__Work item__: Images don't belong in the copy. Output the rest of the data exactly.

Saved data entries
>>>>>

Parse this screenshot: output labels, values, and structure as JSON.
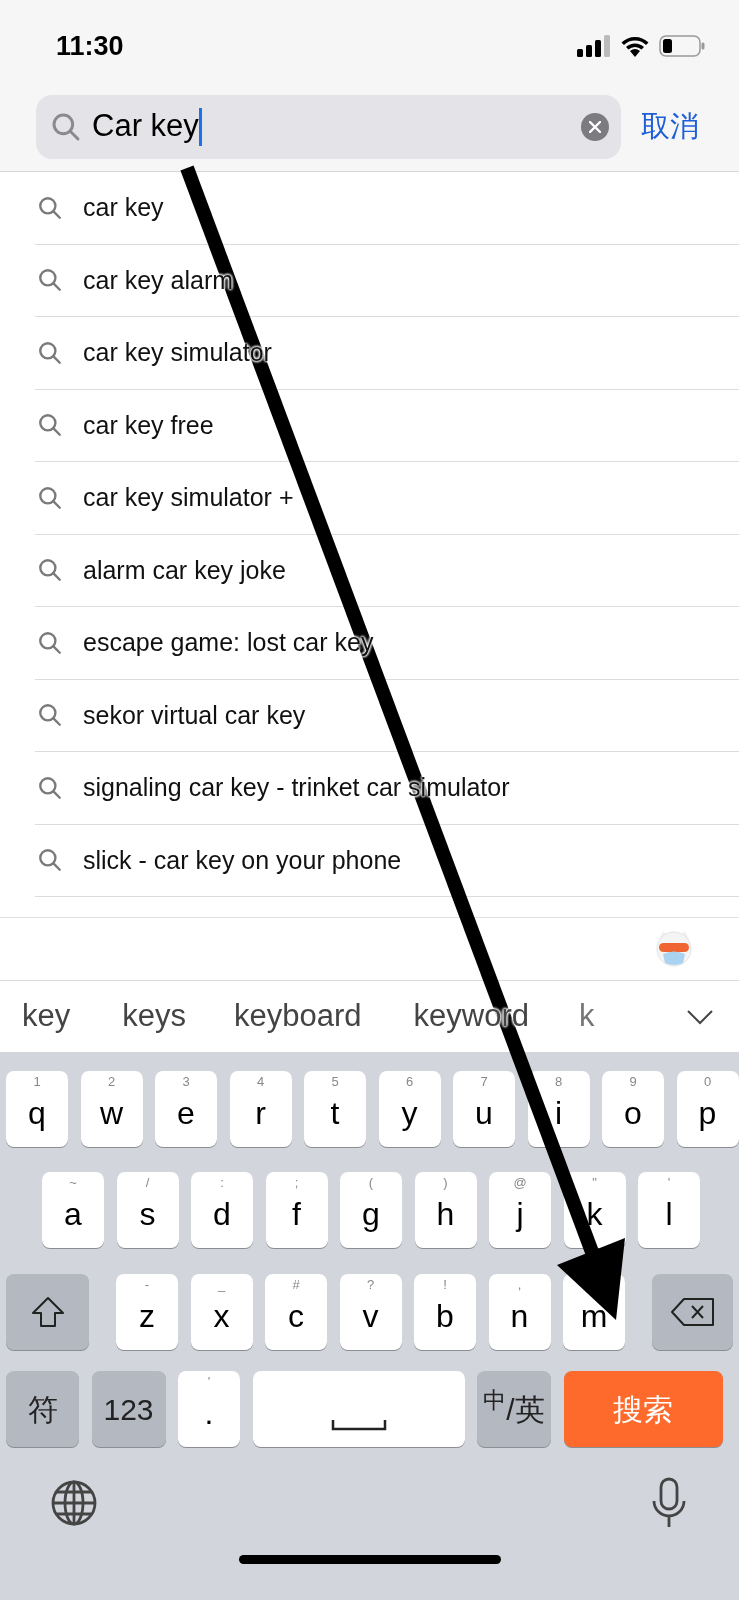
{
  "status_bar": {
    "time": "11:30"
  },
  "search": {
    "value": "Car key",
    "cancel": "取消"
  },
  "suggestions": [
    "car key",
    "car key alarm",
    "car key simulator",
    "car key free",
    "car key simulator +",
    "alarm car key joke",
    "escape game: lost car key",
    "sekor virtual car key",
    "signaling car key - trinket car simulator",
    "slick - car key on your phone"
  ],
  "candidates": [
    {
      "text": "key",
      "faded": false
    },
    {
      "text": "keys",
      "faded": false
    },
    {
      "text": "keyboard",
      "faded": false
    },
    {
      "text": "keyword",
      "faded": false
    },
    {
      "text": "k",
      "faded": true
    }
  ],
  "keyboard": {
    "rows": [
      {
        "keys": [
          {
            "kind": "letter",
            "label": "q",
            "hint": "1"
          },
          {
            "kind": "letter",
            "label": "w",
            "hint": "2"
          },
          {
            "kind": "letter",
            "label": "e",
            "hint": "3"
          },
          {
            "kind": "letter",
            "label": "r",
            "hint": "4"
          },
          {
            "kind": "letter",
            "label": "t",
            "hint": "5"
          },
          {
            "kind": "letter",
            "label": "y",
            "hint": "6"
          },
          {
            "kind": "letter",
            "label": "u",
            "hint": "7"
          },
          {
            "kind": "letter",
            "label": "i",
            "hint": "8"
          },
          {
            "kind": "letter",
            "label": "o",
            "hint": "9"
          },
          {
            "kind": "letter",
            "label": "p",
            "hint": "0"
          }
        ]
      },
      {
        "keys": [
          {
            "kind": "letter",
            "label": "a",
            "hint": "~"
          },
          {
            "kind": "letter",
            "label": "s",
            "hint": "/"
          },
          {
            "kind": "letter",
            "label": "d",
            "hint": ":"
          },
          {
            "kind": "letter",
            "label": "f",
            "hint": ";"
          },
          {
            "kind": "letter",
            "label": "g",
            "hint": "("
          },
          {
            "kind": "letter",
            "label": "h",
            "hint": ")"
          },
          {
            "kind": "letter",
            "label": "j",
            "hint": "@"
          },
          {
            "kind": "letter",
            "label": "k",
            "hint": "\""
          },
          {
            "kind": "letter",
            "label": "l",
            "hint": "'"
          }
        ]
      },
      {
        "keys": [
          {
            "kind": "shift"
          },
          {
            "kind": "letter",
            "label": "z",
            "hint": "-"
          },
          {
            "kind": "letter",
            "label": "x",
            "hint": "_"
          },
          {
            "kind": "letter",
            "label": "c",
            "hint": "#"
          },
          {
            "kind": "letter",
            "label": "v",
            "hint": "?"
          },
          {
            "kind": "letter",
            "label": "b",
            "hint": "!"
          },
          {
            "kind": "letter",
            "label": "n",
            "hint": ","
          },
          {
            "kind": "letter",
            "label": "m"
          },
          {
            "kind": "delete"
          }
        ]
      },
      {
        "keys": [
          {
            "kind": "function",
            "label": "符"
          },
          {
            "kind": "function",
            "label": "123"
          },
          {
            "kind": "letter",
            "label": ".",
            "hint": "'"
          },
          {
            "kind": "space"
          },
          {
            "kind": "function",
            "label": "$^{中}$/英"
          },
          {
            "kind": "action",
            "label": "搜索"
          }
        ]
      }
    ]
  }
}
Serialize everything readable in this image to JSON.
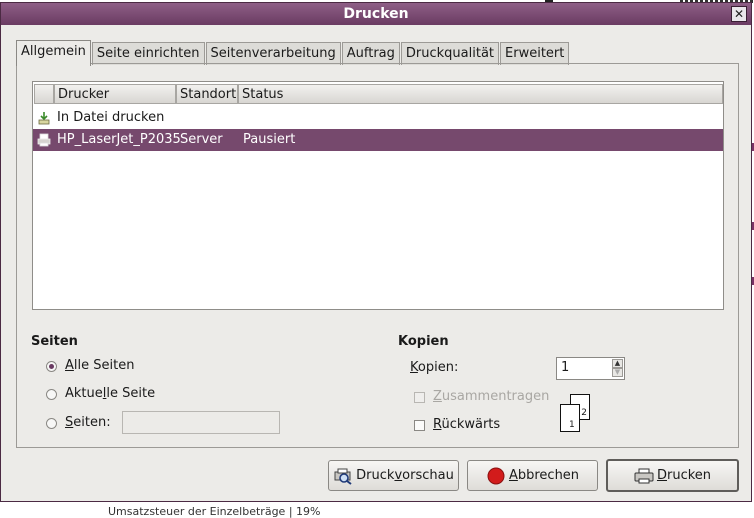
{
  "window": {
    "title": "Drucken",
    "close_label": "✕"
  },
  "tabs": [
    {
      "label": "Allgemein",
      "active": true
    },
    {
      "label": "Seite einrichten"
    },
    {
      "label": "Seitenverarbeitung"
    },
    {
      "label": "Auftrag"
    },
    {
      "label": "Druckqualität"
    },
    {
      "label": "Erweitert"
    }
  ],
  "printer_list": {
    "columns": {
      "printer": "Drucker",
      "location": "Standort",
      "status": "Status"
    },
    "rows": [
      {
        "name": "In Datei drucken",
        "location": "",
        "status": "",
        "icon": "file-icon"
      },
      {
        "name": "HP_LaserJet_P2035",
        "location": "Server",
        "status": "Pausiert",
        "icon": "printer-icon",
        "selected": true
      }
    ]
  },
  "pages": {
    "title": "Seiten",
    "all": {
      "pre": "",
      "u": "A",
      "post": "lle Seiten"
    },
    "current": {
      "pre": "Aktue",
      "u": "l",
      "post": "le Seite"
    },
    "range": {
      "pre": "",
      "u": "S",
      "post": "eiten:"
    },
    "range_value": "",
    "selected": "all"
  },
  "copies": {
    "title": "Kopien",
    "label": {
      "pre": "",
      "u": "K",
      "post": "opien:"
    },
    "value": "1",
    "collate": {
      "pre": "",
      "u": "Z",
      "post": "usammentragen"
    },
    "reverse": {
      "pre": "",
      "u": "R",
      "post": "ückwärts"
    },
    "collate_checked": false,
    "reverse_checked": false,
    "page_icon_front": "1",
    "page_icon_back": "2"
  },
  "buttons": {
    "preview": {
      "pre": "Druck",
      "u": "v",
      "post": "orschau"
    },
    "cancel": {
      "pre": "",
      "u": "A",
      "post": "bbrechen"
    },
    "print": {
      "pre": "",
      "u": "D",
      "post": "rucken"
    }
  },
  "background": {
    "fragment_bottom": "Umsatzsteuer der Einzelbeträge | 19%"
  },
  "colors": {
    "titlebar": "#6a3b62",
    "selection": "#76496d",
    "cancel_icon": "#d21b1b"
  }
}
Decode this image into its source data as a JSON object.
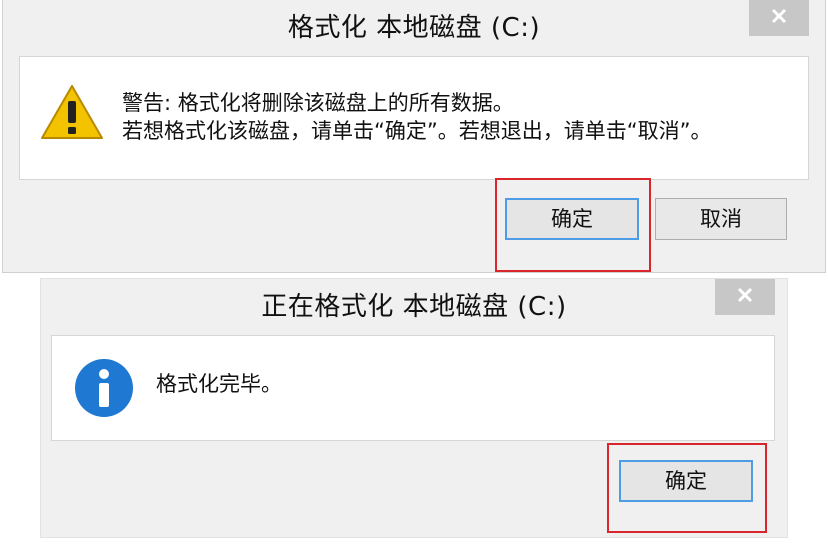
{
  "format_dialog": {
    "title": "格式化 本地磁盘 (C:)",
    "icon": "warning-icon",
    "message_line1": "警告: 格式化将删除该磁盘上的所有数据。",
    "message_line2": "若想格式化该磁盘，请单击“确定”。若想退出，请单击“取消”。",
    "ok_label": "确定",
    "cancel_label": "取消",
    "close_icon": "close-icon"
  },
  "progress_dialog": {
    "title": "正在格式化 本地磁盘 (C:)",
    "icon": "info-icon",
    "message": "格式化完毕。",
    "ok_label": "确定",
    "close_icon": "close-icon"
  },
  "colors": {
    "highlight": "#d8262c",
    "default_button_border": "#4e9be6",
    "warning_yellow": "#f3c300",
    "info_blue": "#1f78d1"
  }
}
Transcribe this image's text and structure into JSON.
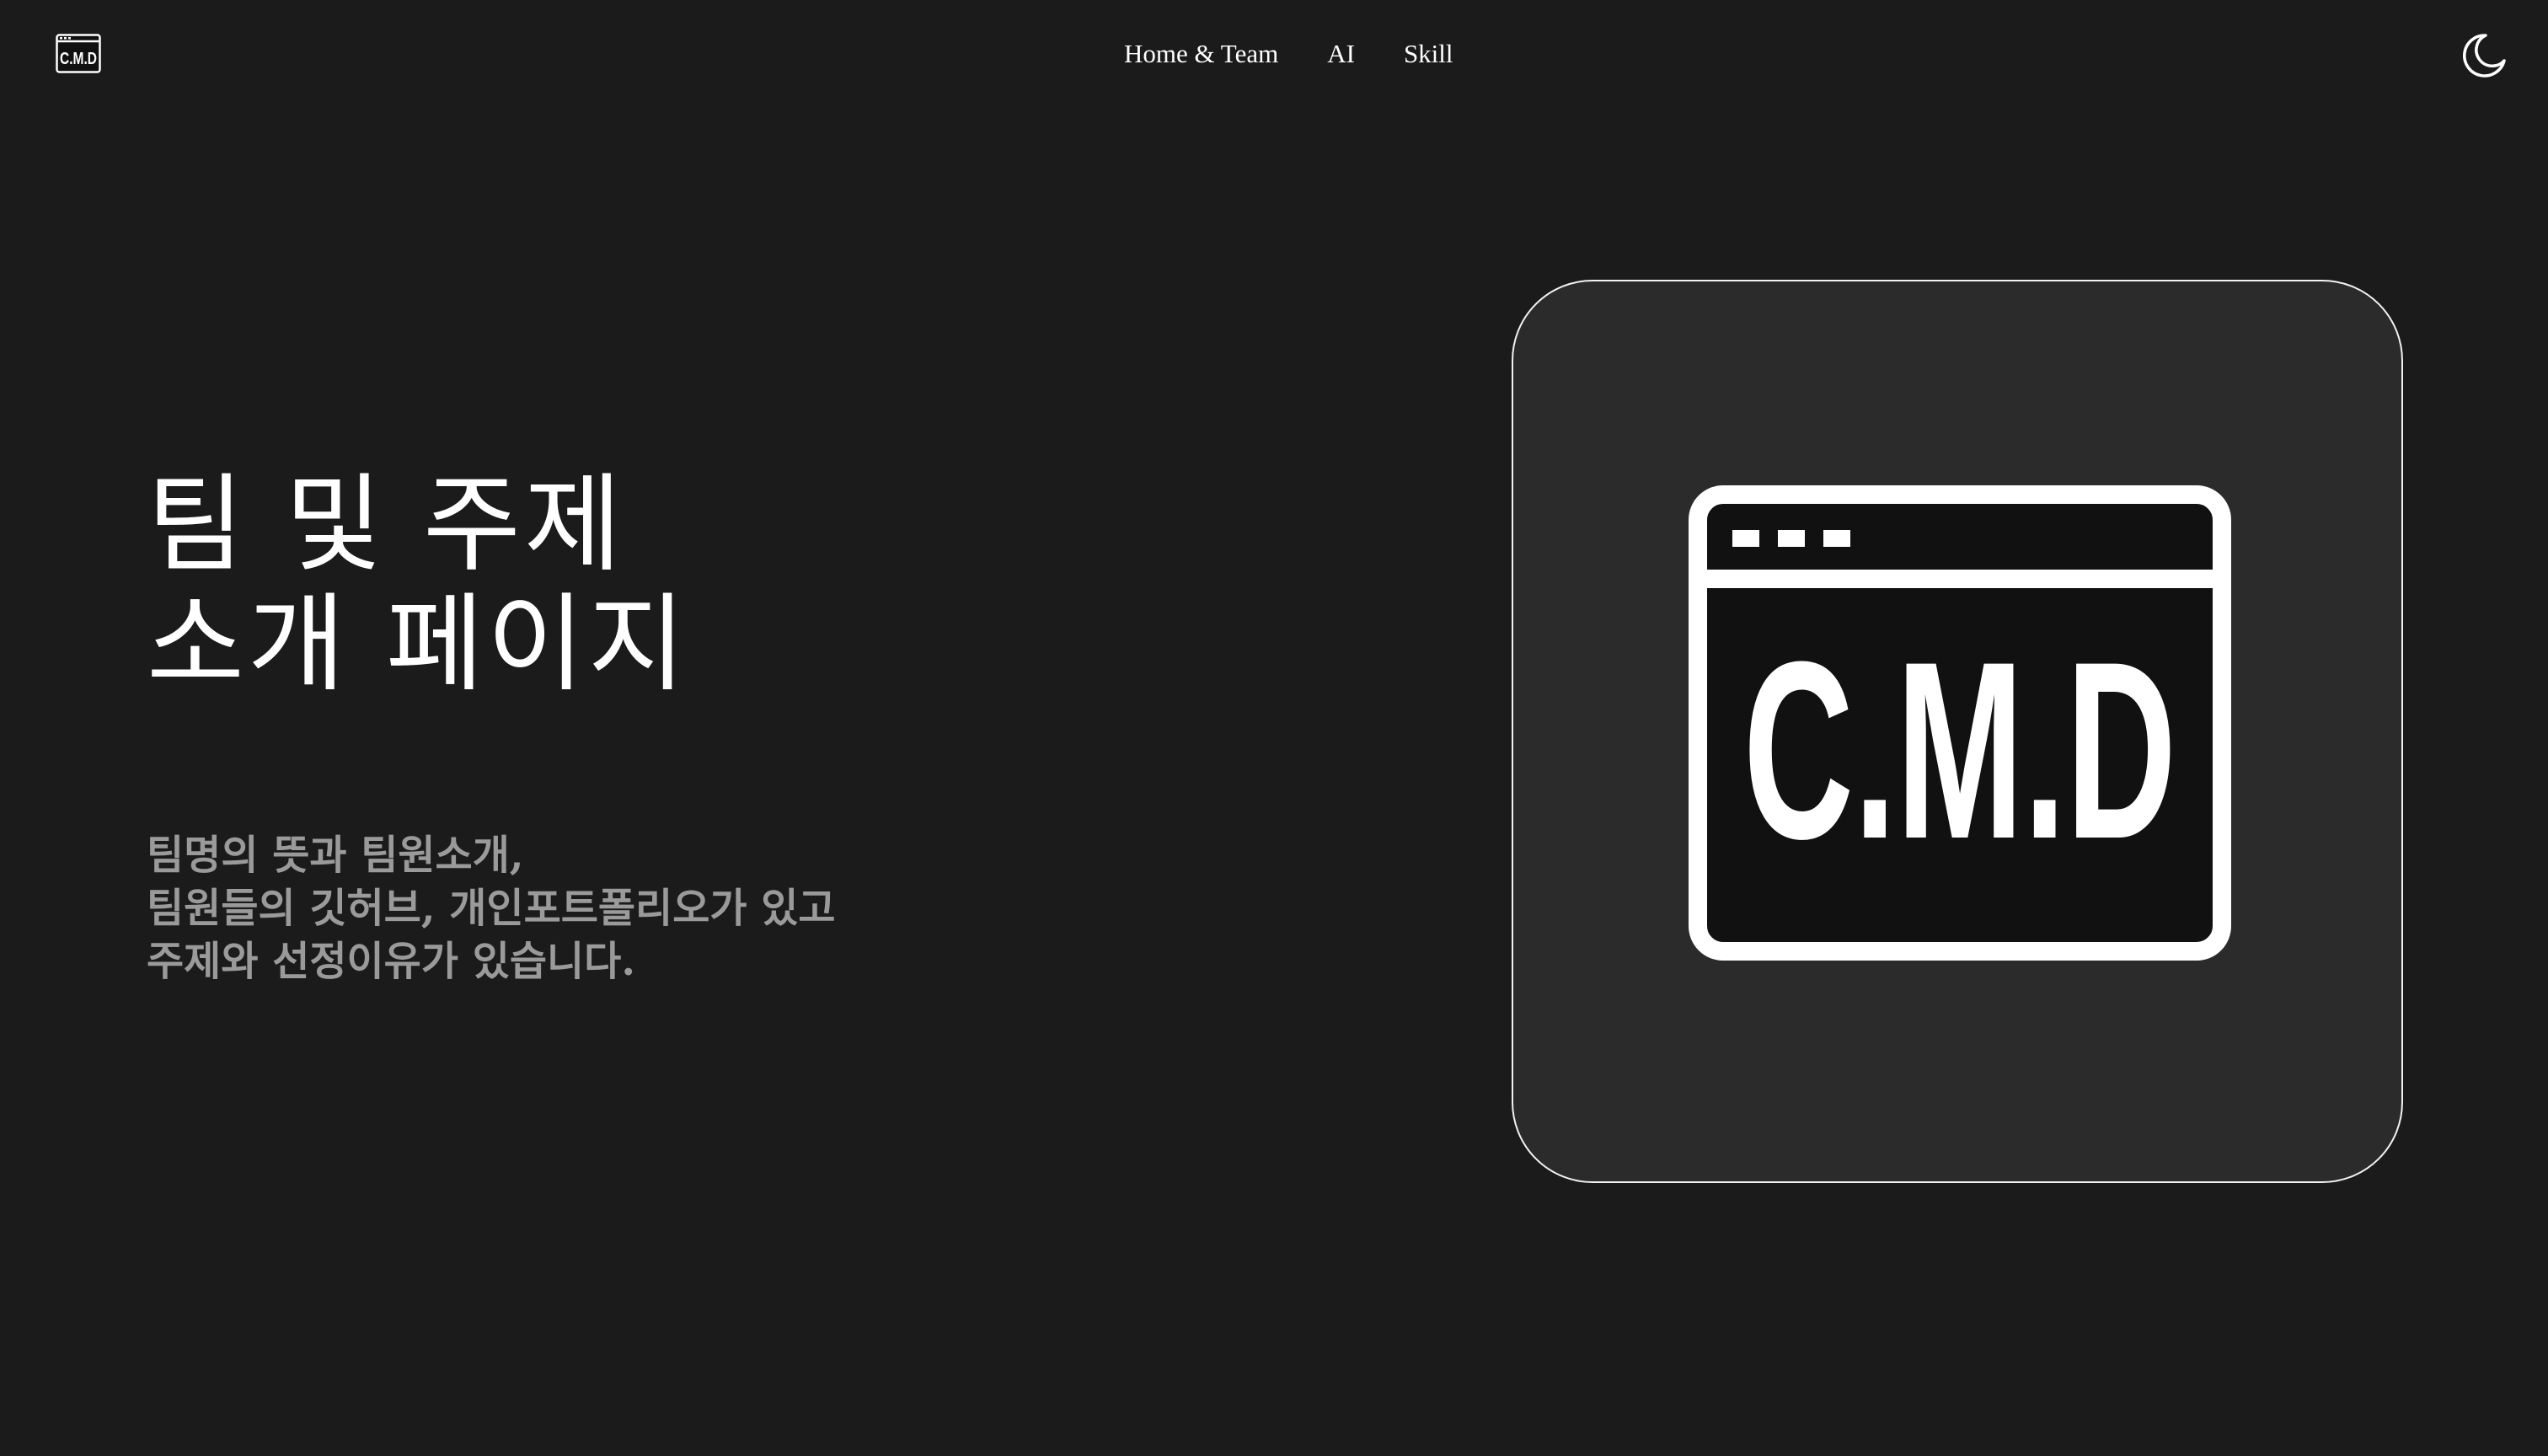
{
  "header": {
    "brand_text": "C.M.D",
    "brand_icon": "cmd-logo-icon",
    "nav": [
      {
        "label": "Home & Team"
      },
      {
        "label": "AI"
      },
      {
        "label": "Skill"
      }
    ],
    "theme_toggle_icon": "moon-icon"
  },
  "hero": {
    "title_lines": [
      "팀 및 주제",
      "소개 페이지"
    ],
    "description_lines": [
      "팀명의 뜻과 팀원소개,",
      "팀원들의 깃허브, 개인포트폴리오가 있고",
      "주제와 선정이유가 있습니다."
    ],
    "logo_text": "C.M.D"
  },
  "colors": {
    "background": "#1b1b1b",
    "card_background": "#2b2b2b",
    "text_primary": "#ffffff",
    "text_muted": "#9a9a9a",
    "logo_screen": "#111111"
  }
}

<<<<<

__Task response__:
Parse this screenshot: output labels, values, and structure as JSON.
{
  "status_bar": {
    "time": "11:30"
  },
  "search": {
    "value": "Car key",
    "cancel": "取消"
  },
  "suggestions": [
    "car key",
    "car key alarm",
    "car key simulator",
    "car key free",
    "car key simulator +",
    "alarm car key joke",
    "escape game: lost car key",
    "sekor virtual car key",
    "signaling car key - trinket car simulator",
    "slick - car key on your phone"
  ],
  "candidates": [
    {
      "text": "key",
      "faded": false
    },
    {
      "text": "keys",
      "faded": false
    },
    {
      "text": "keyboard",
      "faded": false
    },
    {
      "text": "keyword",
      "faded": false
    },
    {
      "text": "k",
      "faded": true
    }
  ],
  "keyboard": {
    "rows": [
      {
        "keys": [
          {
            "kind": "letter",
            "label": "q",
            "hint": "1"
          },
          {
            "kind": "letter",
            "label": "w",
            "hint": "2"
          },
          {
            "kind": "letter",
            "label": "e",
            "hint": "3"
          },
          {
            "kind": "letter",
            "label": "r",
            "hint": "4"
          },
          {
            "kind": "letter",
            "label": "t",
            "hint": "5"
          },
          {
            "kind": "letter",
            "label": "y",
            "hint": "6"
          },
          {
            "kind": "letter",
            "label": "u",
            "hint": "7"
          },
          {
            "kind": "letter",
            "label": "i",
            "hint": "8"
          },
          {
            "kind": "letter",
            "label": "o",
            "hint": "9"
          },
          {
            "kind": "letter",
            "label": "p",
            "hint": "0"
          }
        ]
      },
      {
        "keys": [
          {
            "kind": "letter",
            "label": "a",
            "hint": "~"
          },
          {
            "kind": "letter",
            "label": "s",
            "hint": "/"
          },
          {
            "kind": "letter",
            "label": "d",
            "hint": ":"
          },
          {
            "kind": "letter",
            "label": "f",
            "hint": ";"
          },
          {
            "kind": "letter",
            "label": "g",
            "hint": "("
          },
          {
            "kind": "letter",
            "label": "h",
            "hint": ")"
          },
          {
            "kind": "letter",
            "label": "j",
            "hint": "@"
          },
          {
            "kind": "letter",
            "label": "k",
            "hint": "\""
          },
          {
            "kind": "letter",
            "label": "l",
            "hint": "'"
          }
        ]
      },
      {
        "keys": [
          {
            "kind": "shift"
          },
          {
            "kind": "letter",
            "label": "z",
            "hint": "-"
          },
          {
            "kind": "letter",
            "label": "x",
            "hint": "_"
          },
          {
            "kind": "letter",
            "label": "c",
            "hint": "#"
          },
          {
            "kind": "letter",
            "label": "v",
            "hint": "?"
          },
          {
            "kind": "letter",
            "label": "b",
            "hint": "!"
          },
          {
            "kind": "letter",
            "label": "n",
            "hint": ","
          },
          {
            "kind": "letter",
            "label": "m"
          },
          {
            "kind": "delete"
          }
        ]
      },
      {
        "keys": [
          {
            "kind": "function",
            "label": "符"
          },
          {
            "kind": "function",
            "label": "123"
          },
          {
            "kind": "letter",
            "label": ".",
            "hint": "'"
          },
          {
            "kind": "space"
          },
          {
            "kind": "function",
            "label": "$^{中}$/英"
          },
          {
            "kind": "action",
            "label": "搜索"
          }
        ]
      }
    ]
  }
}
Serialize everything readable in this image to JSON.
{
  "window": {
    "title": "Drucken",
    "close_label": "✕"
  },
  "tabs": [
    {
      "label": "Allgemein",
      "active": true
    },
    {
      "label": "Seite einrichten"
    },
    {
      "label": "Seitenverarbeitung"
    },
    {
      "label": "Auftrag"
    },
    {
      "label": "Druckqualität"
    },
    {
      "label": "Erweitert"
    }
  ],
  "printer_list": {
    "columns": {
      "printer": "Drucker",
      "location": "Standort",
      "status": "Status"
    },
    "rows": [
      {
        "name": "In Datei drucken",
        "location": "",
        "status": "",
        "icon": "file-icon"
      },
      {
        "name": "HP_LaserJet_P2035",
        "location": "Server",
        "status": "Pausiert",
        "icon": "printer-icon",
        "selected": true
      }
    ]
  },
  "pages": {
    "title": "Seiten",
    "all": {
      "pre": "",
      "u": "A",
      "post": "lle Seiten"
    },
    "current": {
      "pre": "Aktue",
      "u": "l",
      "post": "le Seite"
    },
    "range": {
      "pre": "",
      "u": "S",
      "post": "eiten:"
    },
    "range_value": "",
    "selected": "all"
  },
  "copies": {
    "title": "Kopien",
    "label": {
      "pre": "",
      "u": "K",
      "post": "opien:"
    },
    "value": "1",
    "collate": {
      "pre": "",
      "u": "Z",
      "post": "usammentragen"
    },
    "reverse": {
      "pre": "",
      "u": "R",
      "post": "ückwärts"
    },
    "collate_checked": false,
    "reverse_checked": false,
    "page_icon_front": "1",
    "page_icon_back": "2"
  },
  "buttons": {
    "preview": {
      "pre": "Druck",
      "u": "v",
      "post": "orschau"
    },
    "cancel": {
      "pre": "",
      "u": "A",
      "post": "bbrechen"
    },
    "print": {
      "pre": "",
      "u": "D",
      "post": "rucken"
    }
  },
  "background": {
    "fragment_bottom": "Umsatzsteuer der Einzelbeträge | 19%"
  },
  "colors": {
    "titlebar": "#6a3b62",
    "selection": "#76496d",
    "cancel_icon": "#d21b1b"
  }
}
Decode this image into its source data as a JSON object.
{
  "format_dialog": {
    "title": "格式化 本地磁盘 (C:)",
    "icon": "warning-icon",
    "message_line1": "警告: 格式化将删除该磁盘上的所有数据。",
    "message_line2": "若想格式化该磁盘，请单击“确定”。若想退出，请单击“取消”。",
    "ok_label": "确定",
    "cancel_label": "取消",
    "close_icon": "close-icon"
  },
  "progress_dialog": {
    "title": "正在格式化 本地磁盘 (C:)",
    "icon": "info-icon",
    "message": "格式化完毕。",
    "ok_label": "确定",
    "close_icon": "close-icon"
  },
  "colors": {
    "highlight": "#d8262c",
    "default_button_border": "#4e9be6",
    "warning_yellow": "#f3c300",
    "info_blue": "#1f78d1"
  }
}
Transcribe this image's text and structure into JSON.
{
  "header": {
    "brand_text": "C.M.D",
    "brand_icon": "cmd-logo-icon",
    "nav": [
      {
        "label": "Home & Team"
      },
      {
        "label": "AI"
      },
      {
        "label": "Skill"
      }
    ],
    "theme_toggle_icon": "moon-icon"
  },
  "hero": {
    "title_lines": [
      "팀 및 주제",
      "소개 페이지"
    ],
    "description_lines": [
      "팀명의 뜻과 팀원소개,",
      "팀원들의 깃허브, 개인포트폴리오가 있고",
      "주제와 선정이유가 있습니다."
    ],
    "logo_text": "C.M.D"
  },
  "colors": {
    "background": "#1b1b1b",
    "card_background": "#2b2b2b",
    "text_primary": "#ffffff",
    "text_muted": "#9a9a9a",
    "logo_screen": "#111111"
  }
}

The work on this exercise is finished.